      Reconciliation of actual to ORM is used for long term mine planning. (1 year to life of mine) It's important because the life of mine plan for tonnes, grades and production ounces is what drives the economics that all the analysts work with.

      Reconciliation of actual to OCM is used for short to medium term (up to a year if information is available) planning, including final estimates of stope tonnes and grades in detailed stope designs. The OCM reconciliation tells the engineers how well the model is estimating production for the next quarter or two. Of course the definition drilling results must be available, which means the development must be done in order to do the diamond drilling.

      Comparing the two different models...ORM to OCM is interesting. It gives geologists insight into how well the ORM estimates tonnes and grades. This allows them to tweak the ORM to reduce variability.

      As a miner I would never use ring drilling if reconciliation was an issue. Dilution will be higher, fragmentation will be worse and chance of misholes will be greater. Better to sill out top and bottom of stopes and drill parallel holes to breakthrough...and pick them up via survey to make sure they were not drilled off target.

  7. There's zero indication, yet, of what all this is costing. Production numbers absolutely needed to improve, but presumably costs must have got juiced as well. If costs have skyrocketed as these guys whip through the high grade as fast as humanly possible, the 'problem' isn't solved at all, it's delayed for a while is all.

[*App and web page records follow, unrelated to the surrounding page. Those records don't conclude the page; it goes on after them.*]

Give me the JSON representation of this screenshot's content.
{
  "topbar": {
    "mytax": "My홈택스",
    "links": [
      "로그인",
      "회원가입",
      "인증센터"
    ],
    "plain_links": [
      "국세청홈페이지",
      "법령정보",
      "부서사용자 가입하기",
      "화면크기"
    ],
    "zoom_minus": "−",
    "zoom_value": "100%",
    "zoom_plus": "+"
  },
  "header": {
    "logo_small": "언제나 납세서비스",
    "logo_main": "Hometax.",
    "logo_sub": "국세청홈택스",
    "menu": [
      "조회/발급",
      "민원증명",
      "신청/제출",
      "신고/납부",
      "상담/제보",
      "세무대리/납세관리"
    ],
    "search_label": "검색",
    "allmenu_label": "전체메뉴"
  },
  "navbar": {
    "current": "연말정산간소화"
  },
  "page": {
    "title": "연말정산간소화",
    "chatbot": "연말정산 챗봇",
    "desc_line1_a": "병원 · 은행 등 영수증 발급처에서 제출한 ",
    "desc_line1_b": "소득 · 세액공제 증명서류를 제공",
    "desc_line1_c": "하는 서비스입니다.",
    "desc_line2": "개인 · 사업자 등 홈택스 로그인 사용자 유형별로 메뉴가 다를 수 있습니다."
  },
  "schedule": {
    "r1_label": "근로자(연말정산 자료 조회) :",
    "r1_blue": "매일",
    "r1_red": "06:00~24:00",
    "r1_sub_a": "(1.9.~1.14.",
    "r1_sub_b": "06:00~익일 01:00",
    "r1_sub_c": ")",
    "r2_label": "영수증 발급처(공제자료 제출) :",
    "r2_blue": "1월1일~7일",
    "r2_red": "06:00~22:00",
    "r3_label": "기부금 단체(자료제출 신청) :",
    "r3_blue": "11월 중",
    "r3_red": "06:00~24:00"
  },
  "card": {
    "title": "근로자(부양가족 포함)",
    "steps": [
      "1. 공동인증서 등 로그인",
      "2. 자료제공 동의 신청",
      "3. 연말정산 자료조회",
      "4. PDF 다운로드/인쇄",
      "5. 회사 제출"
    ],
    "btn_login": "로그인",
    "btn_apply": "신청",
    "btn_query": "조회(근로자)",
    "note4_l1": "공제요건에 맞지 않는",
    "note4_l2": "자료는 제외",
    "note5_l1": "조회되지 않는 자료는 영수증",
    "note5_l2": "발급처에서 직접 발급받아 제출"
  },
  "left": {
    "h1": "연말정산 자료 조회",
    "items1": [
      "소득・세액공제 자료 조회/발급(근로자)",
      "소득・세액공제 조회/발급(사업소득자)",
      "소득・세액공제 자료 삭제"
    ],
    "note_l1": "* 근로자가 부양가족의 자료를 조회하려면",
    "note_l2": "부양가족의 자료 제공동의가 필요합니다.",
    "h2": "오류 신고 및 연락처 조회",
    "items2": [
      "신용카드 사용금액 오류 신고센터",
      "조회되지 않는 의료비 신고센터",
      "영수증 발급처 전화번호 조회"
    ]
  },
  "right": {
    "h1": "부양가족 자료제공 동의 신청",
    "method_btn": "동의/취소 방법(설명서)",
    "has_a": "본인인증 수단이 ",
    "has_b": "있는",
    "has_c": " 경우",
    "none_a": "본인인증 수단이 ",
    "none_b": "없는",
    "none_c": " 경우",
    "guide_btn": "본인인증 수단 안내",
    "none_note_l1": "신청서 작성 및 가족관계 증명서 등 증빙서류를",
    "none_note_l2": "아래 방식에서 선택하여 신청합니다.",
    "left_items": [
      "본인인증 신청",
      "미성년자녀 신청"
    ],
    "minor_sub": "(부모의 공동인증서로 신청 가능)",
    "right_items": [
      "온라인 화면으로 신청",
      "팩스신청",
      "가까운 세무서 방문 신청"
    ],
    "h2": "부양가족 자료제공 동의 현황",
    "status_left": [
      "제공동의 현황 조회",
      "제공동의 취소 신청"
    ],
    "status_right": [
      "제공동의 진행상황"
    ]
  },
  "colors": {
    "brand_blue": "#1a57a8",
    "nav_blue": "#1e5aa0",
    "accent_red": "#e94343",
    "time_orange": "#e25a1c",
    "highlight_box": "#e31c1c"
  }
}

    1. Nowadays mines will publish production results in the first week or ten days. Costs are usually delayed by at least a month.

    2. Whilst saying costs are something around $ 750 per, a better number will be AISC (All in Sustaining Costs) If that number explodes a body knows for certain all is not correct here. I suspect boys MIGHT BE selling out for the short term gain. It sounds that way.

  8. Latest (July 19) is all about flow-through. "Pretium Resources Inc. has negotiated a non-brokered private placement consisting of 227,273 flow-through common shares of Pretium at a price of $13.20 per share for gross proceeds of approximately $3-million."

    This ain't good because the 'after tax' cost of dilutive FT paper is roughly half the $ 13.22. Juniors doing this I can understand, producers I absolutely DO NOT.